"Vegetable tanning is the classic version of tanning," Massis tells me. "It takes longer, thus is more expensive. It's better for the environment and is a durable tan process so it is less likely to scratch or crack. Because of its less harsh treatment, it is the first to stain, so like any quality piece or staple piece you may have, you have to take care of it. It will be noticeable if you treat it poorly."
3. The Lining
If the jacket is lined poorly and cheaply, then it's likely that the hide is cheap, too. "The more expensive jackets are quality lined, have tougher stitching and thread fabric, which means it will take more to have it wear," Massis says. Clearly, a more expensive jacket is built to last, meaning you can take the cost per wear into account. If you have it for five years, that can shake out to pocket change per wear.
Things like the buttons and buckles need to be quality, since they can rust when wet. "A quality piece of metal will be coated or painted to have rust and wear protection," Massis says.
5. Go Vegan
If you want a vegan leather jacket, Will Redgate, VP of [BLANKNYC], said the average cost is around $100 to $150. The price can be higher based on detail, but shouldn't go above $200. The style above is $108 and is available here.
About vegan versions, he tells me, "The production needs to be precise to ensure proper fit. They typically have a fair amount of hardware which brings up the price. Good quality vegan leather fabric is worth a little extra because it looks authentic and is more durable."
When committing to the spend, Redgate says, "The first thing people should look for is the quality of the fabric. It should look and feel similar to real leather. Fit is crucial. It is also subjective, but we recommend slim sleeves, higher armholes, and shorter in the waist. Zipper details, belting, and front closures are all personal preferences but look at them closely when deciding what style to buy."
The moto version above looks real, doesn't it?
So there you have it. You need to come up with your budget and then consider the fit and fabric and go from there. It seems like $400 is the right price for a leather jacket will last forevs.

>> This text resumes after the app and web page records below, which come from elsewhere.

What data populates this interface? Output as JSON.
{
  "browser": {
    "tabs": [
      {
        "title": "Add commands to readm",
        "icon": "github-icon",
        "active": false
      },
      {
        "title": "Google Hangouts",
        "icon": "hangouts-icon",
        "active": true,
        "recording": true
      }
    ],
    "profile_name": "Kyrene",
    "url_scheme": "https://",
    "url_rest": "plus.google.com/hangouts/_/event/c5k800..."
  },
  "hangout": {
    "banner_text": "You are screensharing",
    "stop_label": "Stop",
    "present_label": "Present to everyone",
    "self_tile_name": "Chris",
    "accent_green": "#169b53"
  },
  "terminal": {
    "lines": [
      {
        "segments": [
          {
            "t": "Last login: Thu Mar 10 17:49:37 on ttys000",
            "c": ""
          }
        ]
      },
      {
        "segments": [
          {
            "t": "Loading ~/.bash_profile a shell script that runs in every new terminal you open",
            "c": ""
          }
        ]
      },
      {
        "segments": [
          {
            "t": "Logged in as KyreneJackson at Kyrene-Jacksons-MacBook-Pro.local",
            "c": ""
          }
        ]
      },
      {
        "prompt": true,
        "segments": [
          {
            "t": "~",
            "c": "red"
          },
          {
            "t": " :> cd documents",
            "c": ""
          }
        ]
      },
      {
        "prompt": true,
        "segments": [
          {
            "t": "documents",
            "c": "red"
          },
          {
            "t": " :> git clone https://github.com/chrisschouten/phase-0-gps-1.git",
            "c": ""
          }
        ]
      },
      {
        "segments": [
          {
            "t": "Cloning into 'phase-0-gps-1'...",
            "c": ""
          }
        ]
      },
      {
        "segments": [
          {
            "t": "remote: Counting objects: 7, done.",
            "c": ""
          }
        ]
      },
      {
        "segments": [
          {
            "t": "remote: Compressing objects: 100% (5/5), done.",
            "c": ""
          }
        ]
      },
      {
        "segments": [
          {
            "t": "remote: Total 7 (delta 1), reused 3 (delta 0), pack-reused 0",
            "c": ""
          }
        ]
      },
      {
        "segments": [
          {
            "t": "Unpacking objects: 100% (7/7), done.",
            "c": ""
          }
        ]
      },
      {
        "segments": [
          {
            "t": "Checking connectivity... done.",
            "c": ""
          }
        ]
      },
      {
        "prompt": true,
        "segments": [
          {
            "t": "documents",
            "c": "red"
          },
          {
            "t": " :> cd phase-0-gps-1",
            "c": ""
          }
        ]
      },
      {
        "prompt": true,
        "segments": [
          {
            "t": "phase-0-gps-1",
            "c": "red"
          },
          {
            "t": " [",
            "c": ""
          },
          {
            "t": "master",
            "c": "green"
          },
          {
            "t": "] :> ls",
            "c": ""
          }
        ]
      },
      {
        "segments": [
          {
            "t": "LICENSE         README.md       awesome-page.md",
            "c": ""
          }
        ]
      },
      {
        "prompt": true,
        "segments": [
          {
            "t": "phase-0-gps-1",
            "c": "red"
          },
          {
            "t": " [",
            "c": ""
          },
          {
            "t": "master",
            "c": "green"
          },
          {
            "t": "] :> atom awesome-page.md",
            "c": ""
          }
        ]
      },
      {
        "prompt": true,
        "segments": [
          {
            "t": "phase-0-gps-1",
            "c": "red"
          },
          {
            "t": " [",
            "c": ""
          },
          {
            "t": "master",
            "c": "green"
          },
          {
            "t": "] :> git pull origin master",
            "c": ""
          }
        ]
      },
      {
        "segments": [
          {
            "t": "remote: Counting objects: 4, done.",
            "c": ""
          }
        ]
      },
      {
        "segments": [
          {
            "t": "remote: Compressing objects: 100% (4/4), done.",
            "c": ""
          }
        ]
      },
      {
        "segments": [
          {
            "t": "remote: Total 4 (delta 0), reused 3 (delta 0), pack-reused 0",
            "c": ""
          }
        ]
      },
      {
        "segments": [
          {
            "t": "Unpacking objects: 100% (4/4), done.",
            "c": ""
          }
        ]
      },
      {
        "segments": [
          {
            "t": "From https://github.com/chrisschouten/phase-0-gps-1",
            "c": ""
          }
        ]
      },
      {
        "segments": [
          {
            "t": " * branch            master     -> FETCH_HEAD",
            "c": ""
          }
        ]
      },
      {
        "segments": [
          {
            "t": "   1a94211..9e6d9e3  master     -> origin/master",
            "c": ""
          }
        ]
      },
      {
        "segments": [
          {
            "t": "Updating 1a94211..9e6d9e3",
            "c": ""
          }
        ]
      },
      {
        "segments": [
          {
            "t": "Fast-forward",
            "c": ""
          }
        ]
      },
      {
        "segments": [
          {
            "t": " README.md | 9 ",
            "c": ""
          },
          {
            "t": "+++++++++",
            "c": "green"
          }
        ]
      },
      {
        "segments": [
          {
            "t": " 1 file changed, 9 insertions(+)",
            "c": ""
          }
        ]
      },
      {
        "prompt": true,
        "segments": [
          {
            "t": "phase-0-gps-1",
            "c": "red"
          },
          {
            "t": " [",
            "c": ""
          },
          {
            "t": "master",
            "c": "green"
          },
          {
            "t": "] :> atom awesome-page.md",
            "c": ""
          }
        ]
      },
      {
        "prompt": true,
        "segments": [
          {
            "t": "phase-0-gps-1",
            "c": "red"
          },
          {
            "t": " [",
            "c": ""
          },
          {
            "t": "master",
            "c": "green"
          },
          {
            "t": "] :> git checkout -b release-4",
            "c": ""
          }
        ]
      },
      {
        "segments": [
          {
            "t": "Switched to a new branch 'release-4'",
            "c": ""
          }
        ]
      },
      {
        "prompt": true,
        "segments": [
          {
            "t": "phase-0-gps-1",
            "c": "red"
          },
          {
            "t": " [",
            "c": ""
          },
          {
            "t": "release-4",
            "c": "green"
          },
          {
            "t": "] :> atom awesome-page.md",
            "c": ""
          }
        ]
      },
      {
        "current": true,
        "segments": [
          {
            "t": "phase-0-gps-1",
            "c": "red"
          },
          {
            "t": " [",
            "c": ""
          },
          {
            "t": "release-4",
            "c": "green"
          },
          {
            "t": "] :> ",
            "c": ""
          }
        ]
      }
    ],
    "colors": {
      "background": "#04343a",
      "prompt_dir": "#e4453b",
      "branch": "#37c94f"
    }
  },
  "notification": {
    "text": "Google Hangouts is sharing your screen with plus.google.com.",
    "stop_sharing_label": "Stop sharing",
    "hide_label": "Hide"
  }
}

Images: shesaysboo/Fotolia; Amy Sciarretto (6); Courtesy of Saks Off Fifth (1); [BLANKNYC] (2)